Gian Paolo, Ceserani's text is equally ambitious: a brief history of Western architecture, from Stonehenge to the Sydney Opera House -- all in small blocks of type spread out over a hundred pages. It, too, is chock-full of detail, but, perhaps because of the unnamed translator from the Italian, his narrative is neither as polished nor as pleasing as Ventura's illustrations, sometimes devloping into the meaningless mush of many grade-school textbooks: "Man in the distant past overcame the harshest tests, always making use of his many skills to live in as much comfort and safety as possible." Yes, at least when he wasn't freezing to death, or being gobbled up by wild beasts.

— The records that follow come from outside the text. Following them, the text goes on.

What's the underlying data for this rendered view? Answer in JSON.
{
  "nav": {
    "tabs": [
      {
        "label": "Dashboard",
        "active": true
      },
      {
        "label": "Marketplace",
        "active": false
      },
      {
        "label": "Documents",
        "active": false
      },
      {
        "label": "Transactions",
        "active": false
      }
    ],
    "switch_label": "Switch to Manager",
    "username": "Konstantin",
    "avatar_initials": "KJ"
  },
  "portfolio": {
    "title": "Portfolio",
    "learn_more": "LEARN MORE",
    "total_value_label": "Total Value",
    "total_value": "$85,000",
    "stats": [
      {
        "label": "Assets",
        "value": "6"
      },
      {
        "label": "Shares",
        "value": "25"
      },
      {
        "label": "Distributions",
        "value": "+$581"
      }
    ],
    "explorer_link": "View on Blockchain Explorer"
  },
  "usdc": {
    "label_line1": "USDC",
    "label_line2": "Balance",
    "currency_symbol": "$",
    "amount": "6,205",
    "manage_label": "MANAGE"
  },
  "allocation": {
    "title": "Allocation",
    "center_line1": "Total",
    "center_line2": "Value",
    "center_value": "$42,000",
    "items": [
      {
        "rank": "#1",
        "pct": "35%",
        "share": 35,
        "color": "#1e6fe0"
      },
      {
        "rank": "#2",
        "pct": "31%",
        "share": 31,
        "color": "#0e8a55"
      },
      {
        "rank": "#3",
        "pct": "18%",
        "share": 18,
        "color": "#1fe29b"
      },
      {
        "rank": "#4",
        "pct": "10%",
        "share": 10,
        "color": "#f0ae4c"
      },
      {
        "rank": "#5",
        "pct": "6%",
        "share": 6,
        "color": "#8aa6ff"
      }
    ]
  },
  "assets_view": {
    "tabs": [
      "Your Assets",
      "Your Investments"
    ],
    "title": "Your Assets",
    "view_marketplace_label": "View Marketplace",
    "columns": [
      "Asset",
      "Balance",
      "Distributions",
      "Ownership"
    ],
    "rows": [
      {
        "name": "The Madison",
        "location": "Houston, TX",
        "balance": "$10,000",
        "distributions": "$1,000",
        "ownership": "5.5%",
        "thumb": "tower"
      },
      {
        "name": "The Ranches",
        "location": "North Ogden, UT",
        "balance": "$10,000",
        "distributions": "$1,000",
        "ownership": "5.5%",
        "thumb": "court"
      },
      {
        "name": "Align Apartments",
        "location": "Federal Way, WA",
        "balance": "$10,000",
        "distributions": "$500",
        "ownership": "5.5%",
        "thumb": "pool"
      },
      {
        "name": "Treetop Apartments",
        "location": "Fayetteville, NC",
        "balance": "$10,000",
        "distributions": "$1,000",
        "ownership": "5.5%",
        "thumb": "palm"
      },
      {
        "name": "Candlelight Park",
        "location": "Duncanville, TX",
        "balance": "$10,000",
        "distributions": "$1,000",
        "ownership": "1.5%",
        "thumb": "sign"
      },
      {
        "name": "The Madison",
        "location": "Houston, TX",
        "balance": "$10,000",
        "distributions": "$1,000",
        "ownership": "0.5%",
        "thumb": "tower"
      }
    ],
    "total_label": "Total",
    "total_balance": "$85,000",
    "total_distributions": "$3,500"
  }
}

But Ceserani warms up when he moves from the speculative past to the architecture closer to home: the Pantheon of Rome, Saint Mark's in Venice, Palladio's villas. These wonders are guaranteed either to dumbfound or make eloquent anyone who contemplates them, and Ceserani and Ventura devote many pages to their native land, as is fitting. The rest of the West gets less consistent attention, but for so short a book there is a good taste of its diversity: from the ruins of Machu Picchu to the splendors of Versailles to Frank Lloyd Wright's Guggenheim Museum. Ceserani discusses the influence of Palladio on American architecture, but nowhere does he mention the sacred name of Jefferson.

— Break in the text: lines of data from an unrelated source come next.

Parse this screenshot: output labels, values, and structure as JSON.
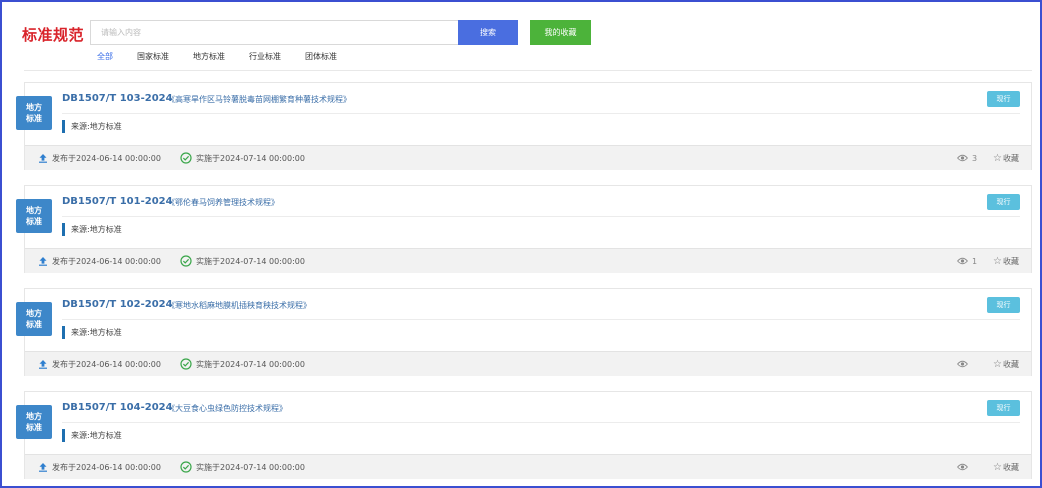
{
  "header": {
    "logo": "标准规范",
    "search_placeholder": "请输入内容",
    "search_label": "搜索",
    "favorites_label": "我的收藏"
  },
  "filters": [
    "全部",
    "国家标准",
    "地方标准",
    "行业标准",
    "团体标准"
  ],
  "active_filter": "全部",
  "items": [
    {
      "badge": [
        "地方",
        "标准"
      ],
      "code": "DB1507/T 103-2024",
      "title": "《高寒旱作区马铃薯脱毒苗网棚繁育种薯技术规程》",
      "status": "现行",
      "source": "来源:地方标准",
      "published": "发布于2024-06-14 00:00:00",
      "implemented": "实施于2024-07-14 00:00:00",
      "views": "3",
      "collect": "收藏"
    },
    {
      "badge": [
        "地方",
        "标准"
      ],
      "code": "DB1507/T 101-2024",
      "title": "《鄂伦春马饲养管理技术规程》",
      "status": "现行",
      "source": "来源:地方标准",
      "published": "发布于2024-06-14 00:00:00",
      "implemented": "实施于2024-07-14 00:00:00",
      "views": "1",
      "collect": "收藏"
    },
    {
      "badge": [
        "地方",
        "标准"
      ],
      "code": "DB1507/T 102-2024",
      "title": "《寒地水稻麻地膜机插秧育秧技术规程》",
      "status": "现行",
      "source": "来源:地方标准",
      "published": "发布于2024-06-14 00:00:00",
      "implemented": "实施于2024-07-14 00:00:00",
      "views": "",
      "collect": "收藏"
    },
    {
      "badge": [
        "地方",
        "标准"
      ],
      "code": "DB1507/T 104-2024",
      "title": "《大豆食心虫绿色防控技术规程》",
      "status": "现行",
      "source": "来源:地方标准",
      "published": "发布于2024-06-14 00:00:00",
      "implemented": "实施于2024-07-14 00:00:00",
      "views": "",
      "collect": "收藏"
    }
  ],
  "colors": {
    "logo": "#d9242b",
    "search_button": "#4a6ee0",
    "favorites_button": "#4cb33a",
    "badge": "#3d87c9",
    "status": "#5bc0de",
    "link": "#3a6ea8"
  }
}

The story of architecture is of course inextricable from the story of man and the story of art. For the younger reader, and even for this not-so-young one, a good many seeds are scattered throughout this book, waiting to be planted. Read more of Stephens and Catherwood, the Americans who rediscovered the Mayans; read more about Christopher Wren; about Bernini; about Versailles; about the Aztecs; about Le Corbusier. And then let these drawings seduce you back into Grand Constructions.